If you’re a construction worker, it’s important that you understand the primary factors involved in construction accidents. One leading factor that has many construction leaders concerned is lack of training and experience.
What’s driving fatal construction accidents?
A recent quarterly survey by USG Corp. and the U.S. Chamber of Commerce polled more than 2,700 construction managers in the Commercial Construction Index (for the third quarter of 2018). Roughly 58 percent of them reported that inadequate training and skill is making construction sites unsafe. Additionally, 62 percent of respondents believed that this would be a growing problem within the next three years.
When asked about other factors that pose safety risks on construction sites:
- 49 percent of respondents expressed concern about shorter construction schedules.
- 71 percent reported being moderately concerned about the opioid use on the job, with 39 percent being highly concerned.
- 58 percent reported being moderately concerned about alcohol use on the job.
- 54 percent reported general concern about marijuana use on the job.
The Fatal Four
Now that we understand the factors that can result in fatal construction accidents, what about the types of accidents that can occur? The Occupational Safety and Health Administration (OSHA) has identified four types of construction accidents, also known as the “Fatal Four.” These include:
- Falls: Out of the 991 construction deaths across the US in 2016, approximately 384 of them (38.7%) were attributed to falls.

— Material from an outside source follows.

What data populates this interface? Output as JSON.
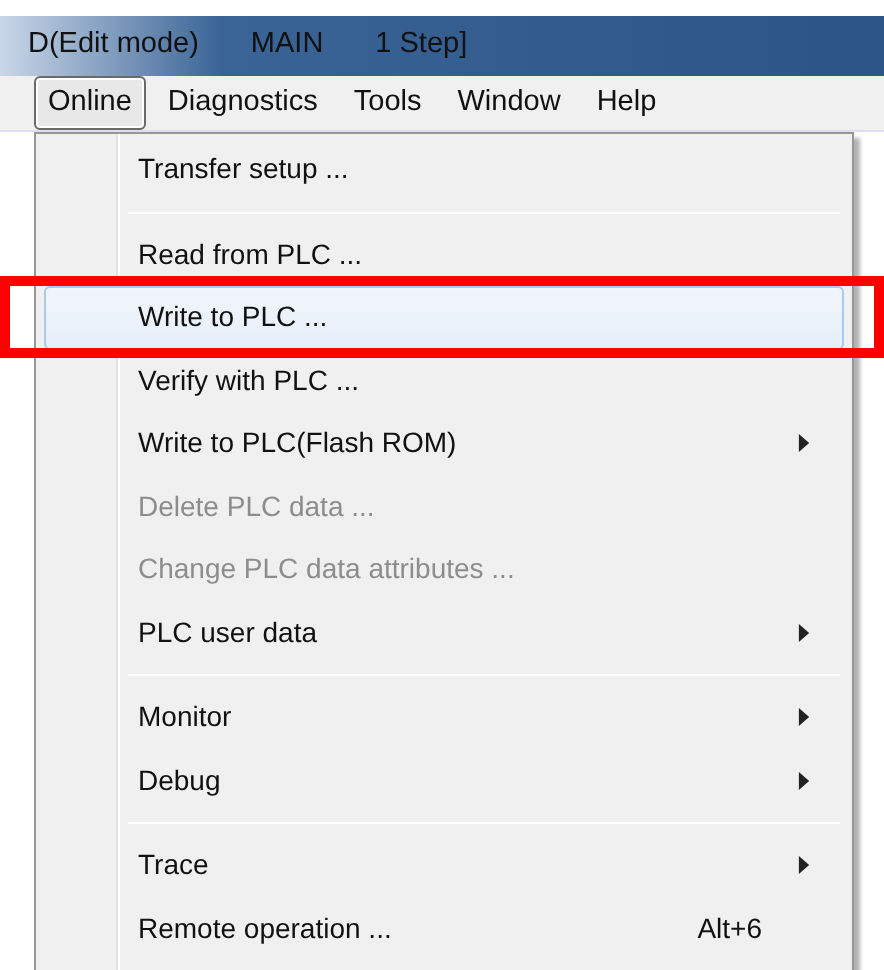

- Struck by object incidents: 93 construction deaths (9.4%) were attributed to workers being struck by construction materials, equipment, and debris.
- Electrocutions: 82 construction deaths (8.3%) were attributed to electrocution caused by exposed wires.
- Caught in/between accidents: 72 construction deaths (7.3%) were attributed to workers being caught in or between equipment, structures, or heavy objects.
Many construction workers survive these types of accidents, but end up sustaining severe injuries that can leave them out of work for months. These injuries often include:
- Broken bones
- Head injuries
- Spinal injuries
- Cuts and bruises
- Organ damage
- Nerve damage
If you were injured on the job, you should always carefully consider your workers’ compensation claim and discuss your questions and concerns with an experienced construction accident lawyer. Attorney Paul McAndrew understands how the workers’ compensation system works in Iowa. He knows all the legal implications and the loopholes insurance companies often try to take advantage of to keep their costs down. Don’t take a chance with your health and financial wellbeing.
Contact us today to discuss your legal options.